Faced with declining visitors, zoos were badly hit during the recent lockdown. Benedict Lopez looks at how they are coping.
Globally, the daily news on the coronavirus pandemic usually focuses on statistics on reported cases, fatalities, shutting down of businesses, loss of jobs and various hardships the people face. But little was reported on the impact of the pandemic on animals in zoos.
Zoos and aquariums are often outside public interest as they are seen in many countries as leisure and tourism-based activities, ie activities not deemed essential. Little or no funding from governments was available.
Like many places across the globe, zoos were forced to close as part of national lockdowns. People, including tourists and children, were denied visits to these zoos. Some zookeepers lamented many of these animals still look forward to the attention of visitors. Despite the lockdowns, some of these creatures, including rare and endangered species, would convene at their designated places daily, hoping to meet non-existent visitors.
Many zoos around world faced serious unprecedented problems even in ensuring food and water for these animals, due to restrictions imposed to contain the pandemic.
These are difficult times for zoos, aquariums and animal conservation programmes across the globe. Never have animals globally been confronted with such a challenge. Fortunately, many animal lovers around the world chipped in to feed and provide care for these animals.
In Malaysia, Zoo Negara in Ulu Kelang, Selangor, is also facing tough times. It reopened on 10 June, after being closed for almost three months.
Opened in 1963, the zoo is managed by an NGO, Malaysian Zoological Society. It has faced a financial quagmire as ticket sales stopped due to the movement control order from 18 March.
Fortunately, an online food delivery service donated RM200,000 to Zoo Negara to help see it through during this difficult period. This contribution, made through Zoo Negara’s “Adopt an Animal” programme, helped with the upkeep of the zoo and food supplies for the animals for a while.
Money raised through Zoo Negara fundraising activities are spent mainly on the health, enrichment, veterinary care and welfare of the animals. Private firms sometimes step in to sponsor animals, and companies are recognised for their contributions when there are newborns.
The zoo spends just over RM1m a month and needs at least 500,000 visitors annually to break even from ticket sales. Spending all the revenue it earns does not leave the zoo with any funds for other activities like education, conservation and scientific research.
The zoo desperately needs more visitors to sponsor and cover its additional operating costs and expansion plans. In 2014 Zoo Negara drew a record 708,000 visitors, when China presented Malaysia with two giant pandas, Xing Xing and Liang Liang. But visitors have plummeted since then. In 2016 only 435,000 visited the zoo, and even that figure fell to 368,000 last year.
Due to its current financial constraints, Zoo Negara Malaysia reportedly dipped into its emergency funds to maintain the zoo. But these emergency funds, meant for such unforeseen circumstances, will not last long. Caring Malaysians, especially animal lovers, should spare some thought and money for these poor animals.
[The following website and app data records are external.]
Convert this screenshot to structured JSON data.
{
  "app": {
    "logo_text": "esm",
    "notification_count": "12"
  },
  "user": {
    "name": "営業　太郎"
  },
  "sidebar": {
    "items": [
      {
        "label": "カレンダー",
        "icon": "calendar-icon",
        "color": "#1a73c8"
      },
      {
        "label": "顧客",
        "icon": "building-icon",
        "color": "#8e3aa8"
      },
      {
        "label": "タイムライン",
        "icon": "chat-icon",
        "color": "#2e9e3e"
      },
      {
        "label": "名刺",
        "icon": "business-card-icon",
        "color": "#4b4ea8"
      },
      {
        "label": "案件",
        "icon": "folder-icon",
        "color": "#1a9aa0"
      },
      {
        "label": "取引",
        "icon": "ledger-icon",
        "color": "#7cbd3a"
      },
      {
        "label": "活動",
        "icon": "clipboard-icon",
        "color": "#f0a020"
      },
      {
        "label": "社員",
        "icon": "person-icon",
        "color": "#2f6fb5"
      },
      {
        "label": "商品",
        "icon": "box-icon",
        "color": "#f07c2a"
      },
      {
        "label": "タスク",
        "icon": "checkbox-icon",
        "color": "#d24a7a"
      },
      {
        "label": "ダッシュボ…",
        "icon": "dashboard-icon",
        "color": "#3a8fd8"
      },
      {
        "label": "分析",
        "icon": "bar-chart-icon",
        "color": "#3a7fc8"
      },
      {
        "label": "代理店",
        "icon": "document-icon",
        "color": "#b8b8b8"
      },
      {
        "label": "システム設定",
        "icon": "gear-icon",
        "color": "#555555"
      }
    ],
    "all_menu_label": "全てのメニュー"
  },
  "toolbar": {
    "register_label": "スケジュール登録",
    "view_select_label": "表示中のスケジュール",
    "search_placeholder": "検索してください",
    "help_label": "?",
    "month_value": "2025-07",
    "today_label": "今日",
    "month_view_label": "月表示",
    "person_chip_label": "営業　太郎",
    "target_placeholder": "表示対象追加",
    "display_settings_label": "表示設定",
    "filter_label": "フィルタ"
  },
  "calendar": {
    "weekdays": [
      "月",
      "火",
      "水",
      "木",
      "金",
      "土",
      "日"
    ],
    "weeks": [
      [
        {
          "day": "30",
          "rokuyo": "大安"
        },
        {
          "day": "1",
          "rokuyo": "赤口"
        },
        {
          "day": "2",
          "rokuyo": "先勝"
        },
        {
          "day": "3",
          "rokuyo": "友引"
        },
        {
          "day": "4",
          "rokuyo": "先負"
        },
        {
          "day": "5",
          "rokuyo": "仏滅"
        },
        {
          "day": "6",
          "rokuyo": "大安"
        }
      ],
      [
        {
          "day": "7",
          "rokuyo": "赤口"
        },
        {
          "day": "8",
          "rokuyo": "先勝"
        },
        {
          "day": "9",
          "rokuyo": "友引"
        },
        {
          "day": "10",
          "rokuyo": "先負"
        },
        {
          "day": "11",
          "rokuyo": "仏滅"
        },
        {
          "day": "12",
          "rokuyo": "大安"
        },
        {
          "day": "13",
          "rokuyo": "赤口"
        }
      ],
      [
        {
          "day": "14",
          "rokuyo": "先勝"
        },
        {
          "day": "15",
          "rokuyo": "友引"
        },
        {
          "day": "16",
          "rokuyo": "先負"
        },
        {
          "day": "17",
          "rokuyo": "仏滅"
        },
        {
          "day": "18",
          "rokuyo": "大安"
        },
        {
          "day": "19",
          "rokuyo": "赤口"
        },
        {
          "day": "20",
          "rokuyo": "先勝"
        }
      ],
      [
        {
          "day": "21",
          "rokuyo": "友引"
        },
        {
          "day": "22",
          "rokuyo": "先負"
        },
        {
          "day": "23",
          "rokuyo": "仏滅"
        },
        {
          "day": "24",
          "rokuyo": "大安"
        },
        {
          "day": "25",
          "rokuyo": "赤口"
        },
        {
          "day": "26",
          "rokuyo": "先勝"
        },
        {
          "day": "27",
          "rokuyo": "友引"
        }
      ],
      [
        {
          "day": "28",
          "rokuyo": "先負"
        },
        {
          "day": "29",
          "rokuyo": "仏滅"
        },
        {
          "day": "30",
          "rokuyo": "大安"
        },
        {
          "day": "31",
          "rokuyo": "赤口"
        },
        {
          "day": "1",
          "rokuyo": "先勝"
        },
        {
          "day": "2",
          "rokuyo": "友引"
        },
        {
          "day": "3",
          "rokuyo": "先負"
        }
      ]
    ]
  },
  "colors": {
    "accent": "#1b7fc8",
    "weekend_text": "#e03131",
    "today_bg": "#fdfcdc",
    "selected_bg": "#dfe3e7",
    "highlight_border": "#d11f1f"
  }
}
Zoo Negara used to receive five-year federal grants of RM5m, but these stopped in 2004. Now the government only gives a one-off government grant. Its reflects negatively on our country if the federal and state governments cannot provide a fixed yearly allocation to places showcasing our flora and fauna.
The government should provide a minimum yearly grant of at least RM5m to each of our three zoos: Zoo Negara, Malacca Zoo and Taiping Zoo. Private firms should also regularly donate to our zoos as part of their corporate social responsibility programmes.
It is puzzling why elected representatives – especially those from states where zoos are located – have not highlighted the dilemma zoos face. Could it be because such concerns have no political mileage for our legislators?
Many people are unaware that zoos play a key role by ensuring that endangered species are protected. By placing them in captivity, zoos enable these animals to procreate through breeding programmes. Wildlife numbers can be increased through such breeding.
Animal rights activsts, however, argue that only a small minority of creatures in zoos are part of captive-breeding programmes. They say animals in zoos “suffer tremendously, both physically and mentally. They often display neurotic behaviour, like repetitive pacing, swaying, and bar biting” in limited, confined spaces. The animal rights group Peta even argues that “zoos are an idea whose time has come and gone“.
Some zoos have heeded such criticism and taken steps to naturalise the spaces for their animals. Zoos will have to do more if they want to stem the tide of declining visitors and avoid alienating naturalists and wildlife lovers altogether.
Visiting the Taiping Zoo in March this year was a re-education course for my friend and me. It opened our eyes once again to nature’s precious natural gifts around us which we seldom appreciate. Just imagine a world without animals!
Zoos offer some visitors, especially children, their first encounter with species from the animal kingdom, even if many usually walk by quickly with just a cursory glance at the animals.
For the more observant young visitors, zoos could inspire a lifelong love for wildlife and spark an interest in understanding the interdependence of animals and their original habitats. These children could become the wildlife lovers and conservationists of tomorrow who will champion the protection of these precious habitats in the wild.